Segment Open

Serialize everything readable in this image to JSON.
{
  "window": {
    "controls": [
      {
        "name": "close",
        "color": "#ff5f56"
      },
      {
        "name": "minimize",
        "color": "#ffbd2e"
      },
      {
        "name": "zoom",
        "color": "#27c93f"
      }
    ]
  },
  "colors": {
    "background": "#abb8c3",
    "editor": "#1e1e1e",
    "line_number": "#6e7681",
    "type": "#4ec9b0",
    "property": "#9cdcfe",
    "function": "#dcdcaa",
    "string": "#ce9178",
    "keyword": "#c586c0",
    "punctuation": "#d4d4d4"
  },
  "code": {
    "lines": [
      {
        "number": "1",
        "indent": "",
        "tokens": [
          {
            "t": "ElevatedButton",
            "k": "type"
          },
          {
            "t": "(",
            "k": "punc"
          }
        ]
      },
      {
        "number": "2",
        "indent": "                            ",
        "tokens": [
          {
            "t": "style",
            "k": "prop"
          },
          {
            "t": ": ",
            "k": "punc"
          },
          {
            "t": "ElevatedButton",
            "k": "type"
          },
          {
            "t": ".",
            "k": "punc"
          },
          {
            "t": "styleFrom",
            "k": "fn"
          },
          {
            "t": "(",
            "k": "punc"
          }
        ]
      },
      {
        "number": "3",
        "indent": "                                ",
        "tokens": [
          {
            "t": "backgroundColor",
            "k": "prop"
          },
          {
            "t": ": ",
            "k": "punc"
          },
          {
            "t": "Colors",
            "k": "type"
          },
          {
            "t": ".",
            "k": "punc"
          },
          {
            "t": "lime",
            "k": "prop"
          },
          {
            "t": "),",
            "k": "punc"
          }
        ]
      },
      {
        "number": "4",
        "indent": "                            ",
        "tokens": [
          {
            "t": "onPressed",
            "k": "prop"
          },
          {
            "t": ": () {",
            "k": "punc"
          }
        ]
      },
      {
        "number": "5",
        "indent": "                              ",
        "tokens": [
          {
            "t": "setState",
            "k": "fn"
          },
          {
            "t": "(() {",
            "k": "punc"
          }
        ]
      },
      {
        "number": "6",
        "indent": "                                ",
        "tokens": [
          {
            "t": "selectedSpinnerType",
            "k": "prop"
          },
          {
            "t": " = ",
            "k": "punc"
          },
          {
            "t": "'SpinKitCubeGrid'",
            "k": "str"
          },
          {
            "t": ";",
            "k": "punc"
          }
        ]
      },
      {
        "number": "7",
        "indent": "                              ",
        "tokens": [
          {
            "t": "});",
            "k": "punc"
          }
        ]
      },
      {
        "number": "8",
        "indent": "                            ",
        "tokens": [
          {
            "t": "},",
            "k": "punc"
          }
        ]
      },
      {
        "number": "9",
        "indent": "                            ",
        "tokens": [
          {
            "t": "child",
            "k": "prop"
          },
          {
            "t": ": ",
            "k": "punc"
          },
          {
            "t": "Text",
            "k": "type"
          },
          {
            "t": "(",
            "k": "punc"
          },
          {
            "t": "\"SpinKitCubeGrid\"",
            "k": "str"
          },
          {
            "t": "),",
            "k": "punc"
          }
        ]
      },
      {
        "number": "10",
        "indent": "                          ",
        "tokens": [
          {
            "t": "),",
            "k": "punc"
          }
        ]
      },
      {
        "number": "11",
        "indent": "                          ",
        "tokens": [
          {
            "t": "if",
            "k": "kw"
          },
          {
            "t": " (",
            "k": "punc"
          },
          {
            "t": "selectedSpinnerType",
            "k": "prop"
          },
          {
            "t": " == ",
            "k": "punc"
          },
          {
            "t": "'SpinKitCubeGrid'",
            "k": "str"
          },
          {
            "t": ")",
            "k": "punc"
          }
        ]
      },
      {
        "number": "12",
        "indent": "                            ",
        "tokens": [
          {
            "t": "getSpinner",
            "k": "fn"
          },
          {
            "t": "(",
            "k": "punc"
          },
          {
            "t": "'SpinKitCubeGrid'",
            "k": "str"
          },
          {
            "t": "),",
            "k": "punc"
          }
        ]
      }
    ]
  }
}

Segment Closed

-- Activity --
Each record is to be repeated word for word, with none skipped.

-- Task output --
Serialize everything readable in this image to JSON.
{
  "window": {
    "controls": [
      {
        "name": "close",
        "color": "#ff5f56"
      },
      {
        "name": "minimize",
        "color": "#ffbd2e"
      },
      {
        "name": "zoom",
        "color": "#27c93f"
      }
    ]
  },
  "colors": {
    "background": "#abb8c3",
    "editor": "#1e1e1e",
    "line_number": "#6e7681",
    "type": "#4ec9b0",
    "property": "#9cdcfe",
    "function": "#dcdcaa",
    "string": "#ce9178",
    "keyword": "#c586c0",
    "punctuation": "#d4d4d4"
  },
  "code": {
    "lines": [
      {
        "number": "1",
        "indent": "",
        "tokens": [
          {
            "t": "ElevatedButton",
            "k": "type"
          },
          {
            "t": "(",
            "k": "punc"
          }
        ]
      },
      {
        "number": "2",
        "indent": "                            ",
        "tokens": [
          {
            "t": "style",
            "k": "prop"
          },
          {
            "t": ": ",
            "k": "punc"
          },
          {
            "t": "ElevatedButton",
            "k": "type"
          },
          {
            "t": ".",
            "k": "punc"
          },
          {
            "t": "styleFrom",
            "k": "fn"
          },
          {
            "t": "(",
            "k": "punc"
          }
        ]
      },
      {
        "number": "3",
        "indent": "                                ",
        "tokens": [
          {
            "t": "backgroundColor",
            "k": "prop"
          },
          {
            "t": ": ",
            "k": "punc"
          },
          {
            "t": "Colors",
            "k": "type"
          },
          {
            "t": ".",
            "k": "punc"
          },
          {
            "t": "lime",
            "k": "prop"
          },
          {
            "t": "),",
            "k": "punc"
          }
        ]
      },
      {
        "number": "4",
        "indent": "                            ",
        "tokens": [
          {
            "t": "onPressed",
            "k": "prop"
          },
          {
            "t": ": () {",
            "k": "punc"
          }
        ]
      },
      {
        "number": "5",
        "indent": "                              ",
        "tokens": [
          {
            "t": "setState",
            "k": "fn"
          },
          {
            "t": "(() {",
            "k": "punc"
          }
        ]
      },
      {
        "number": "6",
        "indent": "                                ",
        "tokens": [
          {
            "t": "selectedSpinnerType",
            "k": "prop"
          },
          {
            "t": " = ",
            "k": "punc"
          },
          {
            "t": "'SpinKitCubeGrid'",
            "k": "str"
          },
          {
            "t": ";",
            "k": "punc"
          }
        ]
      },
      {
        "number": "7",
        "indent": "                              ",
        "tokens": [
          {
            "t": "});",
            "k": "punc"
          }
        ]
      },
      {
        "number": "8",
        "indent": "                            ",
        "tokens": [
          {
            "t": "},",
            "k": "punc"
          }
        ]
      },
      {
        "number": "9",
        "indent": "                            ",
        "tokens": [
          {
            "t": "child",
            "k": "prop"
          },
          {
            "t": ": ",
            "k": "punc"
          },
          {
            "t": "Text",
            "k": "type"
          },
          {
            "t": "(",
            "k": "punc"
          },
          {
            "t": "\"SpinKitCubeGrid\"",
            "k": "str"
          },
          {
            "t": "),",
            "k": "punc"
          }
        ]
      },
      {
        "number": "10",
        "indent": "                          ",
        "tokens": [
          {
            "t": "),",
            "k": "punc"
          }
        ]
      },
      {
        "number": "11",
        "indent": "                          ",
        "tokens": [
          {
            "t": "if",
            "k": "kw"
          },
          {
            "t": " (",
            "k": "punc"
          },
          {
            "t": "selectedSpinnerType",
            "k": "prop"
          },
          {
            "t": " == ",
            "k": "punc"
          },
          {
            "t": "'SpinKitCubeGrid'",
            "k": "str"
          },
          {
            "t": ")",
            "k": "punc"
          }
        ]
      },
      {
        "number": "12",
        "indent": "                            ",
        "tokens": [
          {
            "t": "getSpinner",
            "k": "fn"
          },
          {
            "t": "(",
            "k": "punc"
          },
          {
            "t": "'SpinKitCubeGrid'",
            "k": "str"
          },
          {
            "t": "),",
            "k": "punc"
          }
        ]
      }
    ]
  }
}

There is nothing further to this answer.